“The chemistry Abby and I have is unlike any other I’ve experienced in music” he says, pointing to the album closer, “Time Moves Quickly,” as a song she wrote the music for and plays piano on. “She’s an essential part of what I do.”

And while major labels have come sniffing around, Noah is determined to maintain his independence as a musician and artist. Having built up a following through touring and online marketing, Gundersen is determined to maintain the kind of creative control that makes Ledges such a powerful, intimate work.

“I’ve had some offers from major labels, but it’s not a direction that’s viable for me in terms of a long-term career and forging a lifetime in music,” he says. “I want to give my fans the music they’ve come to appreciate without going through any other filters.”

Ledges is about making that existential leap of faith, it’s about taking responsibility for the choices you’ve made, with sometimes painful honesty. Noah Gundersen’s voice comes through loud and clear.

“Writing ‘Ledges’ was a purifying process for me,” he says about the album’s epic title track. “In three verses, I was able to sum up exactly where I was in life, with no real answer, but a declaration of hope and uncertainty.”

“How long, how long should it take/For you to learn your lessons from all your mistakes,” he sings in “Dying Now.”

On Ledges, Noah Gundersen goes from a boy to a man before our very ears. It’s a journey well worth taking with him.
Painted Palms
Painted Palms
Canopy is the debut EP from duo Painted Palms. With its echoes of Brill Building pop, buoyant electronics, and encompassing textural experimentation, the EP exudes something ebullient as well as meditative. Canopy is a modern psych-pop collage with an affinity for fluidity and the exotic.
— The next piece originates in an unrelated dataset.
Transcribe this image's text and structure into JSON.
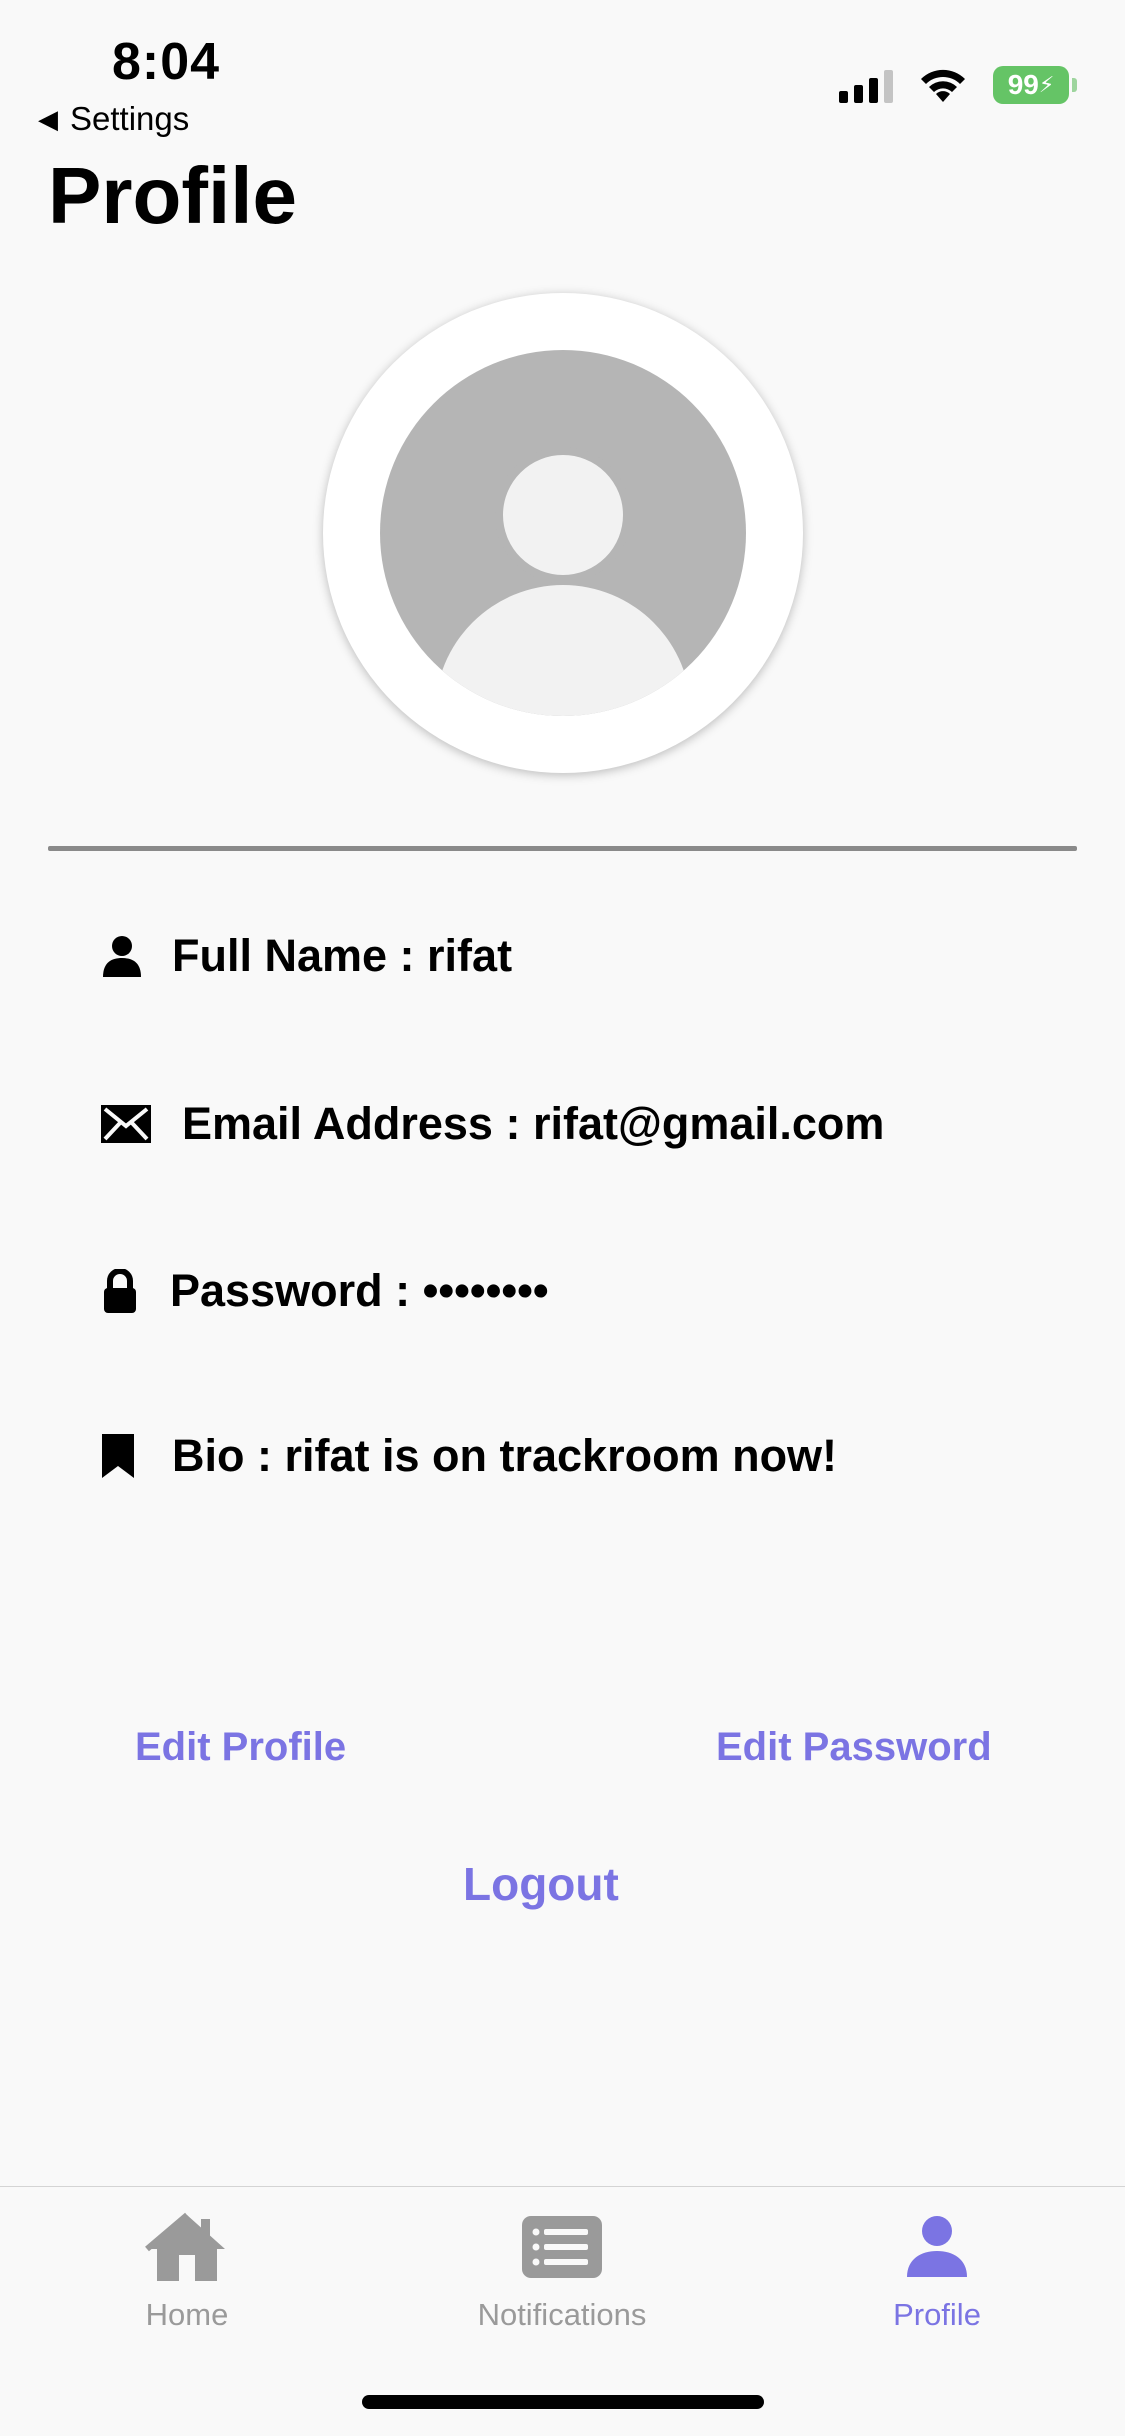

Cousins Reese Donohue and Christopher Prudhomme are the creative force behind Painted Palms – a duo in the studio that expands to a five-piece band for live shows. The two grew up together on the same block in Lafayette, Louisiana. After Donohue moved to the Bay Area in California for school, they spent several years exchanging music they had made by themselves – hypnotic sound experiments and song fragments. However, it wasn’t until they both returned home for the winter break in 2009, that they began playing music together. They tried to make a song together for the first time. Two days later, they had completed “Falling Asleep,” the only track on Canopy that was made while they were in the same room.

Soon thereafter, Donohue returned to the Bay Area and Prudhomme remained in Louisiana to complete his college education. Even after making “Falling Asleep”, they never legitimately considered pursuing a musical collaboration because of their distance—until the possibility of collaborating over the internet came up in a phone call weeks later.

After several months of exchanging tracks and building songs, Canopy was finished. Soon after, of Montreal’s Kevin Barnes heard Canopy and invited Painted Palms to act as main support for of Montreal on their 26-date North American tour.

Each song on Canopy reflects the self-discovery that was a constant for both musicians during its making. They came to find that their lifelong relationship had produced within them a strikingly lucid, meaningful way in which to communicate in their newfound creative space. Then, they set out to make this visceral language an intrinsic quality of their music.

According to Donohue, “We placed full artistic and emotional trust in one another and discovered an intense bond that existed between the two of us-one that may have not existed otherwise. Pulling myself apart and focusing on personal honesty influenced a large part of the music, which was made in such a strange and amazing period of self-exploration for both of us. Destroying the contrived and constructed elements of my personality and thought processes-that’s what Painted Palms is to me.”

Painted Palms are ready to move forward while pushing boundaries of many sorts, both as individual musicians and as a collaborative pair. To quote Prudhomme, “We try to reveal the nature of ourselves with the music. That’s a main objective. Each song is our way of confronting obstacles in our personalities or our friendship.”
Venue Information:
Brick & Mortar Music Hall
1710 Mission Street
San Francisco, CA, 94103
http://www.brickandmortarmusic.com/